Lionel Shriver Reflects on Belfast

There are two Belfasts. One of murderous pettiness and explosive grudge-bearing. The other is warm, verbally agile, and exuberant. Abbas / Magnum

When I moved to Belfast in 1987, I was looking for trouble. Or Troubles, if you will. I would discover that I was trite: like numerous writers who'd blown through town, I was setting a novel there. The last things I was seeking were charming Victorian architecture, garrulous shopkeepers, tranquil libraries, and boisterous nonsectarian pubs. No, I was looking for grit.

Grit was abundantly underfoot. Shortly after my arrival, a bomb imploded a Remembrance Day ceremony in Enniskillen. An IRA cell was gunned down in Gibraltar, raising Republican charges of a British shoot-to-kill policy. The loyalist Michael Stone opened fire on their funeral. Two British soldiers were killed at the funeral of Stone's victims. Et cetera—the assassinations and bombings of that era are a matter of historical record.

So I got what I came for, but I also got plenty that I hadn't planned on: the antique Ormeau Baths and the austere red-brick gasworks, chatty bakery staff who never once uttered a sectarian word but did powerfully recommend the soda farls, the wood-and-leather haven of the Linen Hall Library, the stained-glass cathedral of the Crown Bar.

In effect, for me there were always two Belfasts: the one of murderous pettiness and explosive grudge-bearing, and a second city in which the locals were warm, verbally agile, and exuberant, the architecture by turns soberly understated and hilariously over the top, rare spring days when it wasn't bucketing and the cherry trees were in blossom on the Malone Road.

In retrospect, it is the second town that I treasure. Granted, I'd credit Belfast for giving me a real education, better than a Ph.D. in conflict studies. But the touch and feel of the Troubles was defiling. I'd never have stayed for the better part of 12 years just to register with increasing profundity how much I detested the vain, swaggering bullies in the IRA.
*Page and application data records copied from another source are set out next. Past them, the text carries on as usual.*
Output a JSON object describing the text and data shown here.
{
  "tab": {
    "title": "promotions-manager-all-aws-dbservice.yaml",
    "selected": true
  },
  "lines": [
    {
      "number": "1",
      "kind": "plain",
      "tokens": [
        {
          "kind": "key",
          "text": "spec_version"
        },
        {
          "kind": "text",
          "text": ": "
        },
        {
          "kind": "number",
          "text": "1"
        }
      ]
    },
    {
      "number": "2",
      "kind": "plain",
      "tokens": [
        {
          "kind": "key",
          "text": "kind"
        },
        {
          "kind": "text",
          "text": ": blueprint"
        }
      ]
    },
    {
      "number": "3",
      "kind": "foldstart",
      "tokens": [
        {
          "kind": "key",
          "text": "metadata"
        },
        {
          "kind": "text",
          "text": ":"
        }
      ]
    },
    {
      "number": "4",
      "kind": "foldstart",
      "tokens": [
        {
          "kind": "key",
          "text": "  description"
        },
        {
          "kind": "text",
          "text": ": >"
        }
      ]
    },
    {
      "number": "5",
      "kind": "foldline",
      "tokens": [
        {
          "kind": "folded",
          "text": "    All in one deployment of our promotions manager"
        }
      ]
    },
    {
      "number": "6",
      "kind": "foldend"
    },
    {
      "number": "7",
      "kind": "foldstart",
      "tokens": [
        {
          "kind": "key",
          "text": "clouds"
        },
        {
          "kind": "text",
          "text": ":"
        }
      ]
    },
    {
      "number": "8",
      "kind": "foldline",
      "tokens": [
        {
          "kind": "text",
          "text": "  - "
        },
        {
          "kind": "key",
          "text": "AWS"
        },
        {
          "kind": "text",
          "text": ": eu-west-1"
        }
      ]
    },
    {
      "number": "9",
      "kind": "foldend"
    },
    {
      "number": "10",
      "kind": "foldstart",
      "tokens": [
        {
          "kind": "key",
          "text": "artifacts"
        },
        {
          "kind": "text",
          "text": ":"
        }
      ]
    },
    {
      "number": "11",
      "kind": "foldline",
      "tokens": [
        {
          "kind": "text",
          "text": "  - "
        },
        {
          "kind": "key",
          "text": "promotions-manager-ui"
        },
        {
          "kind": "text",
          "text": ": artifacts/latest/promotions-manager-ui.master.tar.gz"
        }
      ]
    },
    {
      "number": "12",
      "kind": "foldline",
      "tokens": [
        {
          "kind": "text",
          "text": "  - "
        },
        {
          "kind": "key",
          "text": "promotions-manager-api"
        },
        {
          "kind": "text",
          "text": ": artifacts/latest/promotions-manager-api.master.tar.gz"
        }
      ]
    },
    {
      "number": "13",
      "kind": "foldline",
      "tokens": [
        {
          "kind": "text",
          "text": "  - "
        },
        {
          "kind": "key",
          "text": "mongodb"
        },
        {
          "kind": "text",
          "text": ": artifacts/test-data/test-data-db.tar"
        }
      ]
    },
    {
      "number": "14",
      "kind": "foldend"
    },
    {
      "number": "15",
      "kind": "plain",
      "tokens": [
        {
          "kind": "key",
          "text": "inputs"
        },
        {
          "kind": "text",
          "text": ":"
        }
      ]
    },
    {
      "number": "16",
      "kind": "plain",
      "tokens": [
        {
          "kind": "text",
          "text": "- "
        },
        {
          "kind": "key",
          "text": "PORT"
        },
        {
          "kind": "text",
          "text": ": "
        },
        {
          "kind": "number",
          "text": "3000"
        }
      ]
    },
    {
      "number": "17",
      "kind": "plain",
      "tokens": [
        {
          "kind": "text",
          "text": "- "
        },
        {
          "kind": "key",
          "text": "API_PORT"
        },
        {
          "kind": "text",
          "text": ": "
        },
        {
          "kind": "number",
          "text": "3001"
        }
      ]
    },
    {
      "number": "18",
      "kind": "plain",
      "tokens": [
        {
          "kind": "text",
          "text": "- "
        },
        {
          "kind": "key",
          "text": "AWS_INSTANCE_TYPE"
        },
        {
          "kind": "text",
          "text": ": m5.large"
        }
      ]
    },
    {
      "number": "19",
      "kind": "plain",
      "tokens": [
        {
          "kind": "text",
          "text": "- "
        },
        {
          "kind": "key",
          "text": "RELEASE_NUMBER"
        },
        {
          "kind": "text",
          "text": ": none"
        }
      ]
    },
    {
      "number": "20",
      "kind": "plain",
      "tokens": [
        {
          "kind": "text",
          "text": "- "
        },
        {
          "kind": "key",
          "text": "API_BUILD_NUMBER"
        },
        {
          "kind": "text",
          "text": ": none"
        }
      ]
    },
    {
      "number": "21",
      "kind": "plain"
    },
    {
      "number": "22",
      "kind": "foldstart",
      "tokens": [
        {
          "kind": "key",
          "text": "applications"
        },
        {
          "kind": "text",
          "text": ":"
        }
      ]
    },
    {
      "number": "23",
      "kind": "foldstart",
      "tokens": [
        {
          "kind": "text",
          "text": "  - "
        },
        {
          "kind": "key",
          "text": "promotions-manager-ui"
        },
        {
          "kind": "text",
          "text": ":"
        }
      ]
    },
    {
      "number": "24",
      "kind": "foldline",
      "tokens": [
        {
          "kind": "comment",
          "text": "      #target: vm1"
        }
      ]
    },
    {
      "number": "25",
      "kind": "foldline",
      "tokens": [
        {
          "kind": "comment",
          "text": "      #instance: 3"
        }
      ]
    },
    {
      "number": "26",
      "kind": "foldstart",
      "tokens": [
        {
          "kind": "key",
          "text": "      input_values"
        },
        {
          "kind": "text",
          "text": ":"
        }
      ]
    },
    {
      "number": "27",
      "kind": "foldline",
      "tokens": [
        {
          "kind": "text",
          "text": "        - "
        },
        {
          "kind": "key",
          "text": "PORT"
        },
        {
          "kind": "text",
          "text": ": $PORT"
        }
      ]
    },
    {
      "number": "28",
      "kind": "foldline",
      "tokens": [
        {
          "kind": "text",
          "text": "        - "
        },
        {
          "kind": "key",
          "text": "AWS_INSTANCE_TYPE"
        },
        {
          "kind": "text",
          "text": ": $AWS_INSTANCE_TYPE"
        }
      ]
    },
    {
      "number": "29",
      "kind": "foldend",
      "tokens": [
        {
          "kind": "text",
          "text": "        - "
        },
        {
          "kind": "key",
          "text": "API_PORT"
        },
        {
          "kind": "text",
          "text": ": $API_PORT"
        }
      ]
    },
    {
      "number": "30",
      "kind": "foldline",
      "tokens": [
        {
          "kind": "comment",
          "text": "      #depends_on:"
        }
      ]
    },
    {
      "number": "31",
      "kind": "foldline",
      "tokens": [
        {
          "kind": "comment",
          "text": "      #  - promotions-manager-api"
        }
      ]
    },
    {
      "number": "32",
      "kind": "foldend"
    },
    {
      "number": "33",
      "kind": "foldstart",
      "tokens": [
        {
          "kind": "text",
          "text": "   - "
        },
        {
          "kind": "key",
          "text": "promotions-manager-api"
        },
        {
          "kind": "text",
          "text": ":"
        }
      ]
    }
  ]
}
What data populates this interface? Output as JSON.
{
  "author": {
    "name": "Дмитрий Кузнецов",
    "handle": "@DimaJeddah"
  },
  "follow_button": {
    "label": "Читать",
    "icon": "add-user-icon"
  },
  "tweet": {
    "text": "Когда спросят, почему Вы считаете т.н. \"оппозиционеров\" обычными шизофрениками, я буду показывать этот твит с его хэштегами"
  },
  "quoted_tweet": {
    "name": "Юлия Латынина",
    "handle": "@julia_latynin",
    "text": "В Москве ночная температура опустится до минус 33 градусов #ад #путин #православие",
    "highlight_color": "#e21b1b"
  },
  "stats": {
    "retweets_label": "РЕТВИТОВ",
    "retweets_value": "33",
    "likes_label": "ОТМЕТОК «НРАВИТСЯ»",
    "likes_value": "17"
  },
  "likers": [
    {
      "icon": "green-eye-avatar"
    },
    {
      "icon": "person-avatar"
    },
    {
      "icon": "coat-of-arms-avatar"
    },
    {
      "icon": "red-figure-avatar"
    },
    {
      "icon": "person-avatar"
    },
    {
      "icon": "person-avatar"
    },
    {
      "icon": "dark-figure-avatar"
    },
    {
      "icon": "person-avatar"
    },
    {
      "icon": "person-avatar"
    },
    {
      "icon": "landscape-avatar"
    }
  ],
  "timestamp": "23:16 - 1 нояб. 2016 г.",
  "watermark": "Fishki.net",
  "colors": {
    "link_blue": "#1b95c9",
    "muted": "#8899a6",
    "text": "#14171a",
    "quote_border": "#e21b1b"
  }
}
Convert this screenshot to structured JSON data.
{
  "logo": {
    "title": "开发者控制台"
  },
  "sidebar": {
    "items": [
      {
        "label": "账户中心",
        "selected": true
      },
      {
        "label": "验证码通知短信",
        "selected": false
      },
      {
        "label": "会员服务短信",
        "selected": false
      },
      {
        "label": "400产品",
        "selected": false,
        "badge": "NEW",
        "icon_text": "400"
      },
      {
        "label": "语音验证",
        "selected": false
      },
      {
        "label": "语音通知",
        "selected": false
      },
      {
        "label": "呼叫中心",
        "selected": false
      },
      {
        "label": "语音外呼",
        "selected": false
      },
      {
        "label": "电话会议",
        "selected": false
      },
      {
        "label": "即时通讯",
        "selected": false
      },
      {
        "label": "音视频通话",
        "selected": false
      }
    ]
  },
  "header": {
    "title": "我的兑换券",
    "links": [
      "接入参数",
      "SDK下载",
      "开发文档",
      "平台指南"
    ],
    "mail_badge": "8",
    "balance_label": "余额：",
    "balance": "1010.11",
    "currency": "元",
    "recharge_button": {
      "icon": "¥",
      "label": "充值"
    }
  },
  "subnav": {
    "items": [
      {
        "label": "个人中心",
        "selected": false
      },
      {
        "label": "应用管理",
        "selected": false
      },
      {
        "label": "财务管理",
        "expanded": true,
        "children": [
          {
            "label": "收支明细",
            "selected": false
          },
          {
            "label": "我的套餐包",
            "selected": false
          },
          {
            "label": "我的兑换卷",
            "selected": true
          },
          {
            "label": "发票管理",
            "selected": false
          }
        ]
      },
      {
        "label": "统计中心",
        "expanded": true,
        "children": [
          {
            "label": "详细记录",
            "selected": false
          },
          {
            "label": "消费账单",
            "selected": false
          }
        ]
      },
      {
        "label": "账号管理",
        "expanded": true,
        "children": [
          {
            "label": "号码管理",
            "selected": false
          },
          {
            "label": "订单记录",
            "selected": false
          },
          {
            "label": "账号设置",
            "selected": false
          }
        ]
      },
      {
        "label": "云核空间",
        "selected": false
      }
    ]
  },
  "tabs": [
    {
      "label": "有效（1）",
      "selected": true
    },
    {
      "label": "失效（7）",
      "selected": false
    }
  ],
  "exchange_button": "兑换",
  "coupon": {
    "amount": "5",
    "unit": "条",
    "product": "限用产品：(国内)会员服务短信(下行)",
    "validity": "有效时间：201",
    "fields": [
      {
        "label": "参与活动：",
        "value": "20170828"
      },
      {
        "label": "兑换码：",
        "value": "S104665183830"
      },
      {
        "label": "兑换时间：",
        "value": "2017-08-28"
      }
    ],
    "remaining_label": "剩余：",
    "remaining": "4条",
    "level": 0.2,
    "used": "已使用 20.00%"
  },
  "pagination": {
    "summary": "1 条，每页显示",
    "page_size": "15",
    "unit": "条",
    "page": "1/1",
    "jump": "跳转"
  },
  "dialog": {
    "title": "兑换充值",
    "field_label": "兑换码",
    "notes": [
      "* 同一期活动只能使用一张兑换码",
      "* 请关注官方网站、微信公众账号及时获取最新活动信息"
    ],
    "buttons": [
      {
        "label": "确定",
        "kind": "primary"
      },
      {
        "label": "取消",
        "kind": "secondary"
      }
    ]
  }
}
No, I stayed for the Crown Bar, its yellow-tinted panes exactingly repainted by hand when the Provos blew up the Europa Hotel across the street. I stayed for the "crack"—in other words, late nights with good friends—and the tranquil stroll to my regular bakery on the Lisburn Road.

I love Belfast—that second Belfast—and I'm delighted to report that the second Belfast has won out. So I can recommend a visit—for the architecture and the accent, the folks and the food.

Alas, the Ormeau Baths no longer sport a functional swimming pool, although the building has been converted into a handsome art gallery. I'm also sorry to report that post-Troubles prosperity has brought an atrocious profusion of hideous high-rises to downtown. Yet an impressive exception to the rule that all modern buildings in Belfast have to be grotesque is the Waterfront Hall, a soaring concert venue whose workmanship is top-drawer, down to the handrails and wainscoting. Do not miss the Crown Bar on Great Victoria Street, with its marvelous little carrels, where you can shut the door on the world and nurse a pint.

Distinct from the lilting singsong of the South, a Northern Irish accent is my favorite in the U.K.: hard, skirling, and sour, with a compulsively upward, interrogative lift at the end of the sentence. The vowels are magnificently mangled, so that "How now, brown cow" sounds like "Hye nye, brine kye." Power = par, shower = shar. A simple word like "take" in Ulster has two syllables (tayuk), likewise "film" (fillum). Cock an ear at the bar; it's free entertainment.

The Northern Irish love to talk. Fortunately, they've become less touchy about political matters, although scars run deep. If your husband was killed, he has stayed dead, whether or not Martin McGuinness and Ian Paisley have had a lovefest at Stormont. Yet far more likely these days than a raging argument about the border is a gaggle of locals raging about water charges.

In all, Belfast may be a damned sight duller than it was in 1987. But I still look forward to trips back once or twice a year. Perhaps like the town itself, I've grown older and wearier, and I'm not looking for trouble. I want warm companionship, a tall drink, and a comfortable bar stool. The Chinese have a curse, "May you live in interesting times," and equally cursed might be interesting places. Hallelujah—at long last, Belfast is boring.

Shriver is the author, most recently, of So Much for That.